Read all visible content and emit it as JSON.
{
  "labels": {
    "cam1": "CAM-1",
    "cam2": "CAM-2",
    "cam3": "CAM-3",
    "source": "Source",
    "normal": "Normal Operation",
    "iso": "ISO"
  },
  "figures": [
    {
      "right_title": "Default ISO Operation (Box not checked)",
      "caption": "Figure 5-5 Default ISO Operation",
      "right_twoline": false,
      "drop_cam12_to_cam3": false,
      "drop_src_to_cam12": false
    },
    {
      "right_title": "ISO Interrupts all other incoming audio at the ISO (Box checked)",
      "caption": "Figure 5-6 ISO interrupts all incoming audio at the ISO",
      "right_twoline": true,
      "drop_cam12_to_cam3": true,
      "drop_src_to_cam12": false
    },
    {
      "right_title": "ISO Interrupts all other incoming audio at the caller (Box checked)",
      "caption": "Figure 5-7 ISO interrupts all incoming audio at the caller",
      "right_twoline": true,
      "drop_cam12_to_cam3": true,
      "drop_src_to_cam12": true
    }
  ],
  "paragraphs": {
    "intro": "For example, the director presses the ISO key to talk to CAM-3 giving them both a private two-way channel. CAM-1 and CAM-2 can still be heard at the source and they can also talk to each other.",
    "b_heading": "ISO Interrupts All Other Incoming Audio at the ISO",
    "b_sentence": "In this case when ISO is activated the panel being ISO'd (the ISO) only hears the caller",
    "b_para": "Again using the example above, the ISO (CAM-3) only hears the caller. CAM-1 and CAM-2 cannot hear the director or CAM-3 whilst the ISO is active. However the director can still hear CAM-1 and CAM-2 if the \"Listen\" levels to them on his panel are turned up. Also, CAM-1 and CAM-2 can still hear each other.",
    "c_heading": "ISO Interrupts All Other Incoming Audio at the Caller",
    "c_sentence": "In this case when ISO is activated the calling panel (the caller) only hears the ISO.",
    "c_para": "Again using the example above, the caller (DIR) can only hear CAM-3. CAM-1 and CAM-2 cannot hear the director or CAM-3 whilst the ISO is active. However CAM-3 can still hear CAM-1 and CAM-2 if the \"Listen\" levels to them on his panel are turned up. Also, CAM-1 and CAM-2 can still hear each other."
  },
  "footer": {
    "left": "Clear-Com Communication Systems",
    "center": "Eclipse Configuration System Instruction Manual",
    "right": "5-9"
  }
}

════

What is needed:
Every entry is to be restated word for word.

Output of the task:
Read all visible content and emit it as JSON.
{
  "labels": {
    "cam1": "CAM-1",
    "cam2": "CAM-2",
    "cam3": "CAM-3",
    "source": "Source",
    "normal": "Normal Operation",
    "iso": "ISO"
  },
  "figures": [
    {
      "right_title": "Default ISO Operation (Box not checked)",
      "caption": "Figure 5-5 Default ISO Operation",
      "right_twoline": false,
      "drop_cam12_to_cam3": false,
      "drop_src_to_cam12": false
    },
    {
      "right_title": "ISO Interrupts all other incoming audio at the ISO (Box checked)",
      "caption": "Figure 5-6 ISO interrupts all incoming audio at the ISO",
      "right_twoline": true,
      "drop_cam12_to_cam3": true,
      "drop_src_to_cam12": false
    },
    {
      "right_title": "ISO Interrupts all other incoming audio at the caller (Box checked)",
      "caption": "Figure 5-7 ISO interrupts all incoming audio at the caller",
      "right_twoline": true,
      "drop_cam12_to_cam3": true,
      "drop_src_to_cam12": true
    }
  ],
  "paragraphs": {
    "intro": "For example, the director presses the ISO key to talk to CAM-3 giving them both a private two-way channel. CAM-1 and CAM-2 can still be heard at the source and they can also talk to each other.",
    "b_heading": "ISO Interrupts All Other Incoming Audio at the ISO",
    "b_sentence": "In this case when ISO is activated the panel being ISO'd (the ISO) only hears the caller",
    "b_para": "Again using the example above, the ISO (CAM-3) only hears the caller. CAM-1 and CAM-2 cannot hear the director or CAM-3 whilst the ISO is active. However the director can still hear CAM-1 and CAM-2 if the \"Listen\" levels to them on his panel are turned up. Also, CAM-1 and CAM-2 can still hear each other.",
    "c_heading": "ISO Interrupts All Other Incoming Audio at the Caller",
    "c_sentence": "In this case when ISO is activated the calling panel (the caller) only hears the ISO.",
    "c_para": "Again using the example above, the caller (DIR) can only hear CAM-3. CAM-1 and CAM-2 cannot hear the director or CAM-3 whilst the ISO is active. However CAM-3 can still hear CAM-1 and CAM-2 if the \"Listen\" levels to them on his panel are turned up. Also, CAM-1 and CAM-2 can still hear each other."
  },
  "footer": {
    "left": "Clear-Com Communication Systems",
    "center": "Eclipse Configuration System Instruction Manual",
    "right": "5-9"
  }
}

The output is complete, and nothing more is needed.